Marik has never been shy. Absolutely never. Shyness is thoroughly pathetic; communication as natural as breathing. Something other than reserve or bashfulness inhibited him during that trip to Egypt, before Atem's final duel. The speeches in his head remained perpetually unvoiced. He was paralysed by some kind of silent stupor – not unable, but unwilling to make any form of contact with Ryou – Ryou, now free, aimless and most likely miserable. Perhaps it was his flawless serenity that ensured Marik's silence. Tranquil as still water, Ryou made it impossible for Marik to venture a guess as to what thoughts seethed beneath the undisturbed surface; he allowed not one ripple of explanation to escape, save that enigmatic, unreadable look of introspection. Marik could not bring himself to even skim a hand over the water's shallow edge. For all he knew, it might elicit a tidal wave.
But he knew what he would say, if only he could break this impenetrable seal of silence:
I'd like to hear your reflections on all of this. You weren't innocent in any of it, I'd wager. I'd bet anything. So why won't you be his advocate? Regretful? Scared? Or is it treachery? Give me a glimpse into that pretty head; it's sure to be worthwhile. You've been injured, I reckon. Having your soul torn asunder won't have been painless. You've been robbed of your thief! I wonder why you won't acknowledge the fact that you were wronged. Moral ambivalence? I can only guess, owing to your silence.
... Could we talk?
Marik remembers keeping aloof from the others during the journey, moving to the very end of the boat to watch the light skim its way across the rippling waves. Sun on his skin; he revelled in its wondrous heat, marvelling at how anyone could crave the cool cast of darkness when saturated by such bright, benevolent warmth. He, for one, has always adored the sun's tendency to make every green a crystalline expanse of emerald; every orange and yellow a streak of tawny gold. At the time, it hit him as a revelation; as though he had forgotten how to enjoy the day's splendour or the landscape's unconquerable beauty until that moment.

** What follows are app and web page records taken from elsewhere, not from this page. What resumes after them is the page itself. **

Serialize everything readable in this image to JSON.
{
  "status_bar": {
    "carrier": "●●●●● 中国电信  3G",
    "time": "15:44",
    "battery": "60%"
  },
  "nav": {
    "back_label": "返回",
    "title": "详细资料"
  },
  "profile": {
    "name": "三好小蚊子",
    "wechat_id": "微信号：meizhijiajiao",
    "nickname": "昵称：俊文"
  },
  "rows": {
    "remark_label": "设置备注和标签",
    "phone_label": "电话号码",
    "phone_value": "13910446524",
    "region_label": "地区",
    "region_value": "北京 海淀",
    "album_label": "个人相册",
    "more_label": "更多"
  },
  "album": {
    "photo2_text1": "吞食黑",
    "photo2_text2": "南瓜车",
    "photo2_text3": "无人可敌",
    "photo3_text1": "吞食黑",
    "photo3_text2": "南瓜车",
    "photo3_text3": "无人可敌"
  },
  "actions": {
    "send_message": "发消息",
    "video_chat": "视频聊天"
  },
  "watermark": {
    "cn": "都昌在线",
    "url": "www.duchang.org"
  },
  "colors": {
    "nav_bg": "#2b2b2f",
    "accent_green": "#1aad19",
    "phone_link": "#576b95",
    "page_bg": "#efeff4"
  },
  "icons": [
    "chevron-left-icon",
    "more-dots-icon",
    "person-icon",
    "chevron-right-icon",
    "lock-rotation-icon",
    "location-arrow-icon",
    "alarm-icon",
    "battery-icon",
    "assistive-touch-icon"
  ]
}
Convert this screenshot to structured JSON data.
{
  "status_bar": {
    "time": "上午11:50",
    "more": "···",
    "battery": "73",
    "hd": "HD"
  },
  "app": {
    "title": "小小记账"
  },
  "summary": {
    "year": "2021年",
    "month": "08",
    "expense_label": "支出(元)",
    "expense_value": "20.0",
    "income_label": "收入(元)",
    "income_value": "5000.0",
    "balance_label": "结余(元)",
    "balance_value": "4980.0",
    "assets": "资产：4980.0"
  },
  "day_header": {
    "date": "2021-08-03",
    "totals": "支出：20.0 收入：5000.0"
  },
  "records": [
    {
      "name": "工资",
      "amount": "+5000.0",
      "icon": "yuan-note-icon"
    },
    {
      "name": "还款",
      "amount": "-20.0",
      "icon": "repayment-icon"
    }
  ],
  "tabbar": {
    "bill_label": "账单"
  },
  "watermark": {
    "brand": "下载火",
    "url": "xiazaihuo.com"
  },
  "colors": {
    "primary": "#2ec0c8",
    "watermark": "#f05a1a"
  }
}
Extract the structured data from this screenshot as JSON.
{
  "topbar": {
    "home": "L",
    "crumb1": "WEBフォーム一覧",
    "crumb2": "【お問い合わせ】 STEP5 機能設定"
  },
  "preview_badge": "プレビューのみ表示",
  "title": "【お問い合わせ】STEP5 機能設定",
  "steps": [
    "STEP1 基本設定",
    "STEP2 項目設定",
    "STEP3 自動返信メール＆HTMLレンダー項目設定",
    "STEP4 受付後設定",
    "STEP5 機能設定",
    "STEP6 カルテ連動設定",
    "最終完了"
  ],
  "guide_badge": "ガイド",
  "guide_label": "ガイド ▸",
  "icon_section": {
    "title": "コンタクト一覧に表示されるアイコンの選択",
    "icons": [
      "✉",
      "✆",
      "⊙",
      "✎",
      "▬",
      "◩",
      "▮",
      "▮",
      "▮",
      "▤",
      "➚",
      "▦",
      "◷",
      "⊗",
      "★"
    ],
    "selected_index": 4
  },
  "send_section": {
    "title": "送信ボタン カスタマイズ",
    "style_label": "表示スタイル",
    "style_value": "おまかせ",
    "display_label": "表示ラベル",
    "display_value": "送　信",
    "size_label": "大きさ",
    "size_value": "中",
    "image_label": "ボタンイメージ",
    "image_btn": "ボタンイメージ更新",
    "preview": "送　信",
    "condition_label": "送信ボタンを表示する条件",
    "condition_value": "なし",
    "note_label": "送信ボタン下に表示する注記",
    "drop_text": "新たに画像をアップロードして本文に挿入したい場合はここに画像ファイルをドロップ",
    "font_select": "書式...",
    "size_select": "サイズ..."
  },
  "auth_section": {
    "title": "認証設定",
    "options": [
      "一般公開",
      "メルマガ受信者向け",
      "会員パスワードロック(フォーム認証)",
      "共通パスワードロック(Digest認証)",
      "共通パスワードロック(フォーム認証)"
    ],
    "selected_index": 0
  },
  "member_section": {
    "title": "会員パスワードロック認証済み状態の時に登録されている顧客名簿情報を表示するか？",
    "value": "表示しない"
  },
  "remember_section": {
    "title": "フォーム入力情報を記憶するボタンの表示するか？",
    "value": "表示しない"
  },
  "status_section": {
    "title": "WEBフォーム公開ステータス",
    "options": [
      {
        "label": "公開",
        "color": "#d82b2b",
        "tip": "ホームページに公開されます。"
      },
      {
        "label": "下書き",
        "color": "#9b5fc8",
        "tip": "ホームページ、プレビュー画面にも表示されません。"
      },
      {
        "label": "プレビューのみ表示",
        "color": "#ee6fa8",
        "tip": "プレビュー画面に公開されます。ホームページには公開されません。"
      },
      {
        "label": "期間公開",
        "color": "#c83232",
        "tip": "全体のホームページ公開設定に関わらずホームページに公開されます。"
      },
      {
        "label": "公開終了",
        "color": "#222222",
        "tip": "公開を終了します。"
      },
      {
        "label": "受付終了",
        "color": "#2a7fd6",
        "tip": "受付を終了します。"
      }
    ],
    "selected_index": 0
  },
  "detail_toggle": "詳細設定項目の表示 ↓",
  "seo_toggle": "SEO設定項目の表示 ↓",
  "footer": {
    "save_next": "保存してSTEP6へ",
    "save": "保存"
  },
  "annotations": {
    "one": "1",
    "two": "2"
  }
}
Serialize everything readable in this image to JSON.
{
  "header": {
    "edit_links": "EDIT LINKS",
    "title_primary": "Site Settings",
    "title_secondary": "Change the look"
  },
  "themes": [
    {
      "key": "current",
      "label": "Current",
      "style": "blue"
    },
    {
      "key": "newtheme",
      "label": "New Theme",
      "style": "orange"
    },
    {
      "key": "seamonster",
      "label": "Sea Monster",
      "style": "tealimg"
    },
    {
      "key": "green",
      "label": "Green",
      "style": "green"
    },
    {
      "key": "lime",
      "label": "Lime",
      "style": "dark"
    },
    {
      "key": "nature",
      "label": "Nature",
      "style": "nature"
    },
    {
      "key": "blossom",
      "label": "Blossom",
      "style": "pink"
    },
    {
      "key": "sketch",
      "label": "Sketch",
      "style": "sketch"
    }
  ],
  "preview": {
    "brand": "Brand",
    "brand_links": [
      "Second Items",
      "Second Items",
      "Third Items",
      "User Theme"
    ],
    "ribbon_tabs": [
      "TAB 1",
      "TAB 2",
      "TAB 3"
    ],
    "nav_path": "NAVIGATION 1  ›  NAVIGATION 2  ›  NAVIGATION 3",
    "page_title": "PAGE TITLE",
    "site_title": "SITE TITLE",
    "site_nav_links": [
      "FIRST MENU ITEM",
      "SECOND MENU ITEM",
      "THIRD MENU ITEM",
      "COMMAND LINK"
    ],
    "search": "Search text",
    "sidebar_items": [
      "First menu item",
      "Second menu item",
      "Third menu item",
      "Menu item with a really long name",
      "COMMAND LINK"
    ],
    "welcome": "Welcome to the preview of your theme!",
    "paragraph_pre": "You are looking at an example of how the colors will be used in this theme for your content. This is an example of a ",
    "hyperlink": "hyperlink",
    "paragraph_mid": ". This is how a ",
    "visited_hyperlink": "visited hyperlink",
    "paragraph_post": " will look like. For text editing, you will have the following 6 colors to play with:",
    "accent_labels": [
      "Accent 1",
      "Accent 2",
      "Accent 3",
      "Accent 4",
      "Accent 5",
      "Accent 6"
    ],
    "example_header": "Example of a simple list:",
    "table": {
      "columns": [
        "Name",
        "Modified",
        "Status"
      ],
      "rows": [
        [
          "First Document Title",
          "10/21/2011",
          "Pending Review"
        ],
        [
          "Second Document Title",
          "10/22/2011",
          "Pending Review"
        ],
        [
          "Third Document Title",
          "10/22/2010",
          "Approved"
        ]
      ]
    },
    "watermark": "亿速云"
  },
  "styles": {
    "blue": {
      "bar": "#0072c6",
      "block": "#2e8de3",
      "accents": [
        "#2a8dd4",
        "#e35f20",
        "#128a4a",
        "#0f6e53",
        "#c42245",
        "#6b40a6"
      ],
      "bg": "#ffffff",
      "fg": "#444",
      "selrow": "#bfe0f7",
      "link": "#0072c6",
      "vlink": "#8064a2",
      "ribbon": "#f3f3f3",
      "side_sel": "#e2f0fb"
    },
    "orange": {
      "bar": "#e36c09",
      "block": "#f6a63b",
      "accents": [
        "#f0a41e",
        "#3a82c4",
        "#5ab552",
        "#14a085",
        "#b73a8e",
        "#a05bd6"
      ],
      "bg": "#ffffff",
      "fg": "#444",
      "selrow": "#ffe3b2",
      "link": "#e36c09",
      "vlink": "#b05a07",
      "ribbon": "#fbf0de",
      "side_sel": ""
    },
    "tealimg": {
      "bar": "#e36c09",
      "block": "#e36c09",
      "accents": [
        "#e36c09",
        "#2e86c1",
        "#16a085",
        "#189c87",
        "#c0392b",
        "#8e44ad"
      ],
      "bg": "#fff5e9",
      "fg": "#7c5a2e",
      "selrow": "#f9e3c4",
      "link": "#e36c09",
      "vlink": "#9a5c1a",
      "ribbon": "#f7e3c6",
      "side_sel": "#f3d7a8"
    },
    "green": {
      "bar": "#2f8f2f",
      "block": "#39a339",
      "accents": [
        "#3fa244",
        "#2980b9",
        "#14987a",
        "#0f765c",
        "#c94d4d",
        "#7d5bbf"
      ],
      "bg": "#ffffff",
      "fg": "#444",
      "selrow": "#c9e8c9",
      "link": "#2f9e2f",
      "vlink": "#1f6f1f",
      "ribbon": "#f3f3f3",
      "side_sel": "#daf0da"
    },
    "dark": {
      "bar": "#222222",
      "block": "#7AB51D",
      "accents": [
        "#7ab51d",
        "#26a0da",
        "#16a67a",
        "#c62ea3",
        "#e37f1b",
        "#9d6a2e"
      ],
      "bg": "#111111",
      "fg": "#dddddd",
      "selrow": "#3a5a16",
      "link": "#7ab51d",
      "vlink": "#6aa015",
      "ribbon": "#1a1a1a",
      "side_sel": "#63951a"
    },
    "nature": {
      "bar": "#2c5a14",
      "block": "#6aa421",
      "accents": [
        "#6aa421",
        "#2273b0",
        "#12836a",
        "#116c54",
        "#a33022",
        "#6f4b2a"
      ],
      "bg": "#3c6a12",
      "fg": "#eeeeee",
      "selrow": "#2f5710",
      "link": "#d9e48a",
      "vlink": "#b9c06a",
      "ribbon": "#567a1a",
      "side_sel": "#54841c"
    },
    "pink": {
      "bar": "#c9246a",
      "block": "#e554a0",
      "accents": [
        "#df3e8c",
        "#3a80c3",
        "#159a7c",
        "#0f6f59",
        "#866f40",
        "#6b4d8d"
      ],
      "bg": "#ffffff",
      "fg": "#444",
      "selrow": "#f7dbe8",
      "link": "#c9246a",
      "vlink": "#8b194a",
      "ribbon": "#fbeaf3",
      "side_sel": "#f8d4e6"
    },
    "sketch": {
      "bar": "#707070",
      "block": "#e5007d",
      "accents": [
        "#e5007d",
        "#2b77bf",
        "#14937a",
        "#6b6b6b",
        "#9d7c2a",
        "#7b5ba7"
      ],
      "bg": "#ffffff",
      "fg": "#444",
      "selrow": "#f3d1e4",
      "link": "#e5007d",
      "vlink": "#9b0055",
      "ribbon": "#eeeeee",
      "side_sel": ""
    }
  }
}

Believe me; I empathise. His presence was always meant to be transient – you can't cling permanently to a beautiful, impossible ideal: it dissolves in the heat of your hands. Shadow is dispersed by light – and both are temporary. Better to settle for something more solid, Ryou: try reality. This world of dreams and nightmares has been displaced at last by the regular day – which, in turn, will give way to restless nights... in which their absence is tangible. Got to learn to connect again. For the first time, in my case. Else the very nothingness of the situation will choke us.
Life is no longer a game, Ryou. Help me disrupt the real world, why don't you?
Another thing he never said:
I'd sort of like to run my hand through your hair. If you'd let me.
We'd make a fitting match, with my caprice, and your defiance, and our blend of innocence and experience and isolation that's just beginning to be thwarted.
You're still pining after what amounts to a shadow with ideas above its station.
I know. He was wrong, but I miss him, too.
And to cap it all:
I think I love you, Ryou, for what you represent. You've been ravaged by angels and devils alike – but you remain an untarnished constant, sceptical in the face of both heaven and hell. You're a compound of dark and light, and you're so much stronger for it. Step out of your kaleidoscope of chiaroscuro: I promise you, reality will be so much more vivid. Give up the ghost, already.
Marik can map out a great proportion of his life according to this obsession. Irony of all ironies, the words remain as insubstantial and moribund as the spirits which cloud his idol's vision.